#1 Indian $5 Buyer Las Vegas & Henderson
Made with 90% gold, (the remainder being 10% copper for durability), the Indian Head five dollar gold coin was minted from 1908 until 1929. This five dollar gold piece was minted in the Philadelphia, San Francisco, Denver and New Orleans mints. This was the last five dollar gold piece minted for circulation, (current five dollar gold coins produced since 1986 are minted for bullion purposes and do not regularly circulate). The five dollar gold coin is referred to as a “Half Eagle” as a shorthand term for the coin indicating it is half the denomination of an “Eagle” or ten dollar coin. This gold coin is unique in that for the first time an incuse design was used. The incuse design actually has the images of the coin impressed inwardly from the coins surface. Also for the first time an image of an American Indian in full headdress is featured on the coin. This series is relatively short in that it lasted only ten years, (the series was minted from 1908 to 1916 and then again for one year in 1929). As a result, it is a popular series among collectors as it is reasonably possible to collect the entire series. In fact, there are only a total of twenty-four coins in the series all but two of which are obtainable for amounts approximately equal to the gold value of the coin.
The obverse or front of the coin displays a bust of an American Indian Chief in fully feathered headdress of incuse design with the word “Liberty” above the head. Thirteen stars surround the Indian’s head representing the original thirteen colonies. The reverse of the coin displays an eagle standing on a branch with wings folded in and also of incuse design. The mintmark is to the left of the branch with the denomination of the coin appearing below the branch.

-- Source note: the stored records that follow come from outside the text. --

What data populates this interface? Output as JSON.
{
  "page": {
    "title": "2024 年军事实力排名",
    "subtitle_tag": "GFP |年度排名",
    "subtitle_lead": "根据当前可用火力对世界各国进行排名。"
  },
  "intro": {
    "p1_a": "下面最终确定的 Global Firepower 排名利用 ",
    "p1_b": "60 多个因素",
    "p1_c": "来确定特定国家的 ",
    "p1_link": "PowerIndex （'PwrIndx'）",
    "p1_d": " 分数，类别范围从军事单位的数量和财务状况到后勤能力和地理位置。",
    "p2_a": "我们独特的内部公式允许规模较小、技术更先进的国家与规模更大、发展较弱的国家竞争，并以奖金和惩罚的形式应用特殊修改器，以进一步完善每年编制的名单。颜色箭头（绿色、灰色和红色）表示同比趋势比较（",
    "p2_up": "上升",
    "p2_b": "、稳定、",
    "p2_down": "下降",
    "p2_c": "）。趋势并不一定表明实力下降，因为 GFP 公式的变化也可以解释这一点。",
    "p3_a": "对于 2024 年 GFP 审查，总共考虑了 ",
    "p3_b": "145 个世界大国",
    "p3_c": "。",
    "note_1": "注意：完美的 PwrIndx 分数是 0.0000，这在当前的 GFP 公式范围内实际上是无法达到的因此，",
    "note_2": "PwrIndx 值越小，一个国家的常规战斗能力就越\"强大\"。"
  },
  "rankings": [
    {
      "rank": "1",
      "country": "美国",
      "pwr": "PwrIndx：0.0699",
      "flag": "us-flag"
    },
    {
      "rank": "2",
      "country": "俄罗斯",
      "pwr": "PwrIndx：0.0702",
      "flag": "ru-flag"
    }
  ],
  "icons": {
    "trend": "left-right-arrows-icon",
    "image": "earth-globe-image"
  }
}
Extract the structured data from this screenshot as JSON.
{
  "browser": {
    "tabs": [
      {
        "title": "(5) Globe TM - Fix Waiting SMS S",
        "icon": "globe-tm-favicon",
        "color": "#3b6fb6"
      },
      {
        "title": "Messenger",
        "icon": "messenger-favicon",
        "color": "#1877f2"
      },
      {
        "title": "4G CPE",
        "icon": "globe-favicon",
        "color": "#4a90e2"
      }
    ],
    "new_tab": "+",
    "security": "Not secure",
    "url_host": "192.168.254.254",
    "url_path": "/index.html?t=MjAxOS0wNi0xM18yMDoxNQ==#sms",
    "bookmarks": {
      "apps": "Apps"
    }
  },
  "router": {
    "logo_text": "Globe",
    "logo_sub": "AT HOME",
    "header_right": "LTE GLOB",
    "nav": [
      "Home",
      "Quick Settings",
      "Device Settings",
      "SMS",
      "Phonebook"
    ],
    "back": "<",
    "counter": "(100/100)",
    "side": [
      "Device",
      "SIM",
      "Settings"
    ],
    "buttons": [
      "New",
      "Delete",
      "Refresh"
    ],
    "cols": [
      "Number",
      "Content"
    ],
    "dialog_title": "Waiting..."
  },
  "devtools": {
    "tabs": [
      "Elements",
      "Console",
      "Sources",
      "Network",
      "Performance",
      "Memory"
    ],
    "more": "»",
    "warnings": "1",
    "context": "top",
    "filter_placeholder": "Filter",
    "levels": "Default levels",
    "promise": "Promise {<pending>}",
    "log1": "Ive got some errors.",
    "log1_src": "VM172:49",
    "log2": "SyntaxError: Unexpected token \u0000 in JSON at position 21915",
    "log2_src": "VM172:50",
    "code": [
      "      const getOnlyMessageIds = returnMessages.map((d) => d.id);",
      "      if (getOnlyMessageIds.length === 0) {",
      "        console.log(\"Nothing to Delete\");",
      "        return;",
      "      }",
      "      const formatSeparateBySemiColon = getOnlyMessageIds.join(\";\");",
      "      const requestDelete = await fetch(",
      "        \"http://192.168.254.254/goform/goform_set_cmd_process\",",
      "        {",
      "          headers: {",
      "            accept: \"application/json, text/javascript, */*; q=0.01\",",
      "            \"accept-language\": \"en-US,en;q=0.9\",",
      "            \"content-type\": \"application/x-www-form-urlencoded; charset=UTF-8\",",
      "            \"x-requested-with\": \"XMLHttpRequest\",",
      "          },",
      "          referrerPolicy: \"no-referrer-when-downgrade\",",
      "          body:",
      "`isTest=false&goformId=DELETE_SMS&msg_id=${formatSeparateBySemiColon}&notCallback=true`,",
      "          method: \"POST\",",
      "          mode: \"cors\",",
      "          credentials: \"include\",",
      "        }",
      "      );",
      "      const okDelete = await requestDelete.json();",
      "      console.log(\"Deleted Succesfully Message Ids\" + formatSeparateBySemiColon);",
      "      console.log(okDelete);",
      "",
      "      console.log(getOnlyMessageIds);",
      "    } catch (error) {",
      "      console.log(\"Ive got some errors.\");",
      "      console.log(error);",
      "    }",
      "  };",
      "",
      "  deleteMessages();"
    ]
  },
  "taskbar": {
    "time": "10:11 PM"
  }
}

There are three key factors that determine the value of Indian Head gold coins. First, there is the gold content. The diameter of the Indian Head gold piece is 21.6 mm and it has a total weight of 8.359 grams. Since they were made with 90% gold, a large aspect of their value is based purely on that gold content. While they have a “five dollar” face value, their intrinsic value is tied to the gold content, which is 0.24187 of a troy ounce. As a result, and regardless of any other factor, they will always be worth an amount equal to their gold weight consistent with the current gold spot price or “melt value”. The other determiners of value are scarcity and condition.
Many years of the series in lower grade condition do not carry a premium much above their gold content. Prices for common date coins do not start to exceed their gold content value until you reach almost uncirculated or better condition coins. Years with significantly lower mintages can reach values in the tens of thousands of dollars depending on the condition of the coin. The key dates of the series, and therefore the most valuable, include the 1909 O, 1911 D and the 1929.
Because there are so many varied opinions on the condition (or grade) of a coin, the values mentioned reflect the highest retail prices that have been obtained for those coins that have been assessed by a third party grading company. Such coins have been authenticated, graded and encapsulated by expert coin grading companies to minimize any doubt as to their authenticity, quality and value and therefore their potential worth.
We Buy Indian Head Five Dollar Gold Coins
We want to buy your coins and as a business it is our pledge to offer you the best value for your coins, however, always remember that the prices you may find online or in price guides usually represent the highest retail value for the coin in an already certified condition. As a trusted dealer we will have our coin specialists evaluate your coins at no cost and offer you a price that is both fair for you, but that also allows us to realize a reasonable profit.